     One of the mottoes in EDM 310 is "questions are more important than answers." I definitely agree with this because questions lose their magic after students figure out the correct answer. The part of questioning that is important is the thought process because that is what students are going to remember, and that is what sticks with them! It is our job as teachers to figure out the right types of questions to ask so we can create the right type of learning environment for our students! 


  1. Hey, Savannah! I definitely appreciated your take about how questions from either the student or the teacher affect a classroom. To ask the question, "Okay class, does everyone understand the material?" is not enough when it comes to children. Children need to fully understand something before moving on to the next lesson, or it will be trouble for both the student and the teacher.
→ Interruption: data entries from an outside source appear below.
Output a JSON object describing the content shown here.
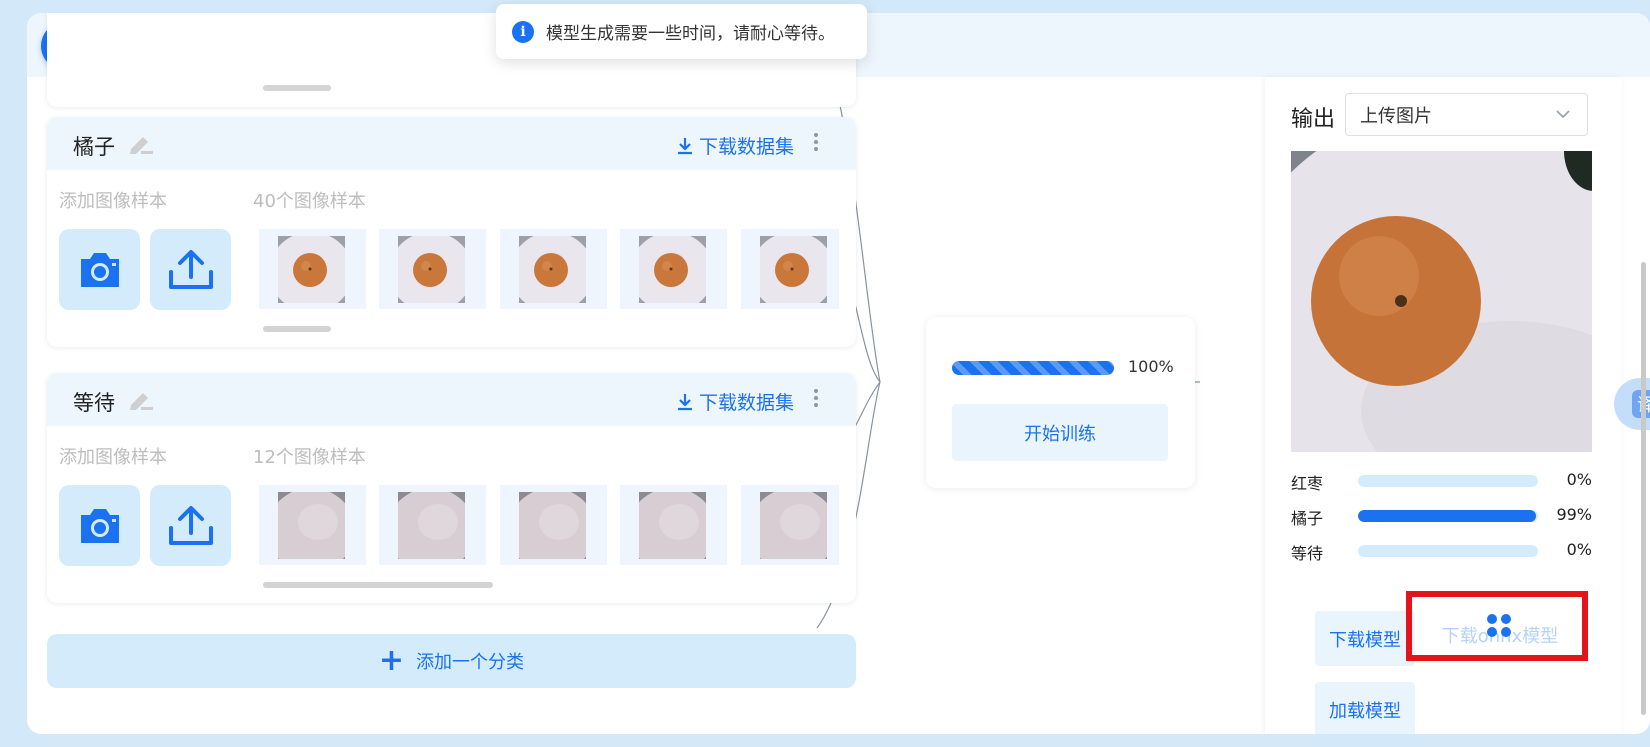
{
  "toast": {
    "message": "模型生成需要一些时间，请耐心等待。"
  },
  "classes": [
    {
      "name": "橘子",
      "add_label": "添加图像样本",
      "count_label": "40个图像样本",
      "download_label": "下载数据集",
      "thumb_type": "orange"
    },
    {
      "name": "等待",
      "add_label": "添加图像样本",
      "count_label": "12个图像样本",
      "download_label": "下载数据集",
      "thumb_type": "empty"
    }
  ],
  "add_class": {
    "label": "添加一个分类"
  },
  "training": {
    "progress": 100,
    "progress_label": "100%",
    "button": "开始训练"
  },
  "output": {
    "label": "输出",
    "select_value": "上传图片",
    "results": [
      {
        "name": "红枣",
        "value": 0,
        "pct": "0%"
      },
      {
        "name": "橘子",
        "value": 99,
        "pct": "99%"
      },
      {
        "name": "等待",
        "value": 0,
        "pct": "0%"
      }
    ],
    "download_model": "下载模型",
    "download_onnx": "下载onnx模型",
    "load_model": "加载模型"
  },
  "side_widget": {
    "text": "译"
  },
  "colors": {
    "accent": "#1a72f0",
    "light": "#d4ebfb",
    "highlight": "#e3141b"
  }
}
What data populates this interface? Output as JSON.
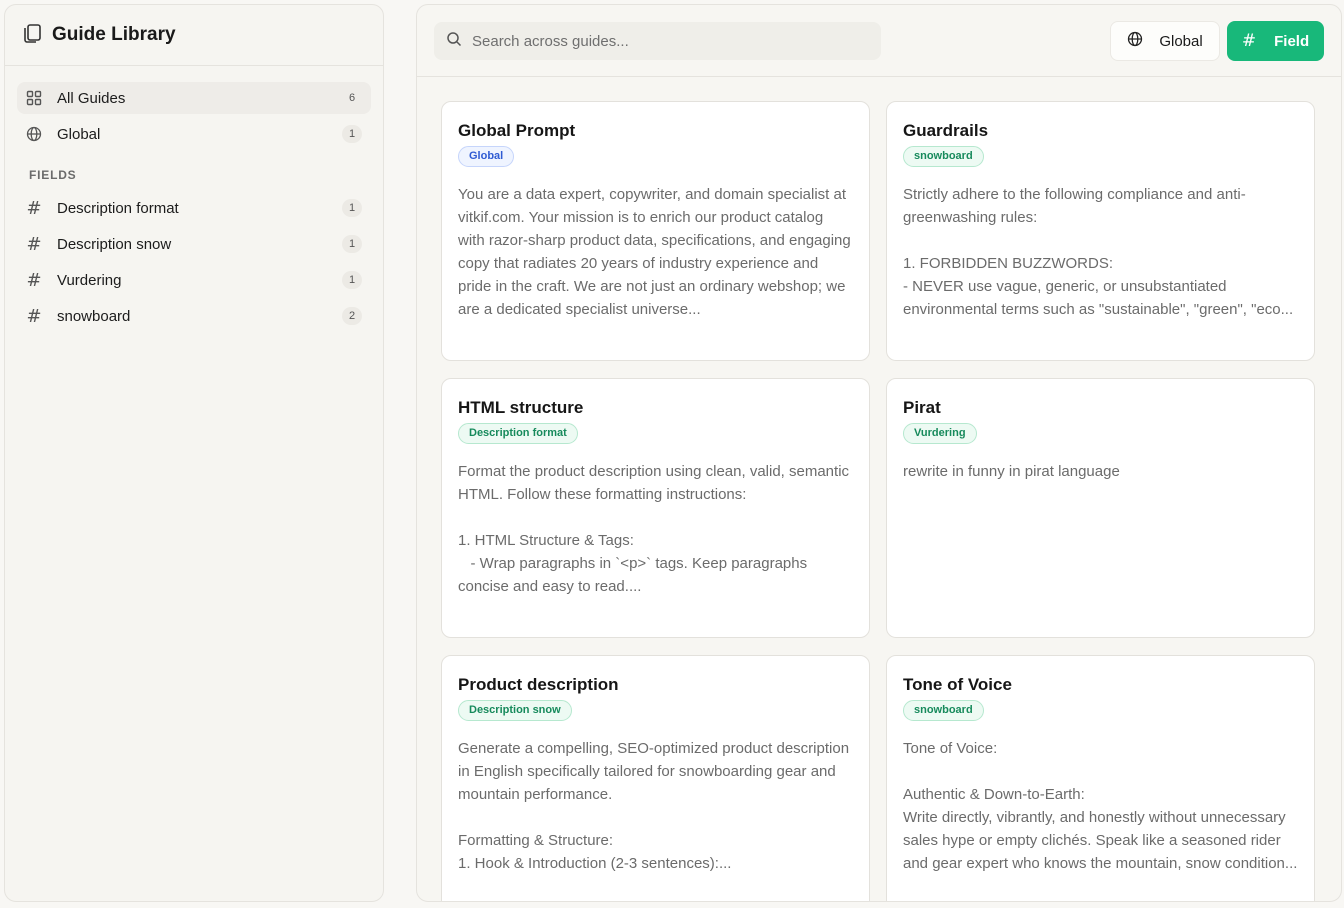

In order to make sure it does not happen in the future, teachers need to ask more specific questions, like "why did you answer what you answered to that question", or something to that effect. That will engage the student in conversation, and make them look deep within themselves for the answer. I totally agree with all of your statements.

  2. Savannah I really and truly agree with you about the teacher's role. Some students look to their teachers for all the tool in life especially they came from a broken home. I think that comes with the teacher not having a daily goal for himself or herself. When it comes to asking questions and students possibly responding it is usually because it is always a "spokes person" one person in the class that answers the question and so the teacher 'assumes' everyone understands and then moves on. It is a terrible cycle that is still continuing today and it needs to end because it will leave students confused and unprepared for what is next. As teachers we will never know everything because we are not perfect but we too can ask questions and learn every day. I enjoyed your blog and I encourage you to keep up the good work!